Material shown:
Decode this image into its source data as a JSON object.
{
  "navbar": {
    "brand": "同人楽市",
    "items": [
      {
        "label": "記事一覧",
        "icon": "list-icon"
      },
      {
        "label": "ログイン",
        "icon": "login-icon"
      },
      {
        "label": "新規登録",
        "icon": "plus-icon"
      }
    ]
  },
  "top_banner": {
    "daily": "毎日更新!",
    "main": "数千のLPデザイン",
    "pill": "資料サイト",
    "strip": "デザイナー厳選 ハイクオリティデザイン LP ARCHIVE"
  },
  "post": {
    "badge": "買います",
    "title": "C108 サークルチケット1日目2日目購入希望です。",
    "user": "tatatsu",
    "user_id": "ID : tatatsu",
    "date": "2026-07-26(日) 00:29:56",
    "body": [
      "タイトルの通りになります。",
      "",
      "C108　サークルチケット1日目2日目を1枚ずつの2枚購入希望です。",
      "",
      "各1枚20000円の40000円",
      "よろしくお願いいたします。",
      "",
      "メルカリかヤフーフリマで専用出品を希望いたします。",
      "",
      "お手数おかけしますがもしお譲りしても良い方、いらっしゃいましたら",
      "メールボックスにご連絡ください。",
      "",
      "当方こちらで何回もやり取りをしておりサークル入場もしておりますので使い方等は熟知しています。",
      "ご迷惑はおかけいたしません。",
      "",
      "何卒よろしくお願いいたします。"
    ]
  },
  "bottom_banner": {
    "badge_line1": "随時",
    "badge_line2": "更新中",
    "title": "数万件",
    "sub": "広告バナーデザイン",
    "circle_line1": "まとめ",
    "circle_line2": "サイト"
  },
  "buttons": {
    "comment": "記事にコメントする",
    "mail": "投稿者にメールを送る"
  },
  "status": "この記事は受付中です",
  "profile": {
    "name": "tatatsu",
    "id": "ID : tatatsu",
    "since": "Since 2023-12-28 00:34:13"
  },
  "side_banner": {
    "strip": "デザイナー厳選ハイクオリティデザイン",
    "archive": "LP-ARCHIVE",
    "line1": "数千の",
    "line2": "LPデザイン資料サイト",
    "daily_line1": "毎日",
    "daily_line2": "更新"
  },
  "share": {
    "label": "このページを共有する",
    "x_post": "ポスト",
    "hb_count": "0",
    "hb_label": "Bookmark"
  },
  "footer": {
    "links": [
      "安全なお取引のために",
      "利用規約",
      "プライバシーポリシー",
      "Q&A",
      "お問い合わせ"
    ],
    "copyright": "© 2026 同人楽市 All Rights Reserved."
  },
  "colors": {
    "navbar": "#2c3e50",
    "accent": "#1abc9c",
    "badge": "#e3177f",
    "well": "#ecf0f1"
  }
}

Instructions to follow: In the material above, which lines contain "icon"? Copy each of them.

Answer to this task:
        "icon": "list-icon"
        "icon": "login-icon"
        "icon": "plus-icon"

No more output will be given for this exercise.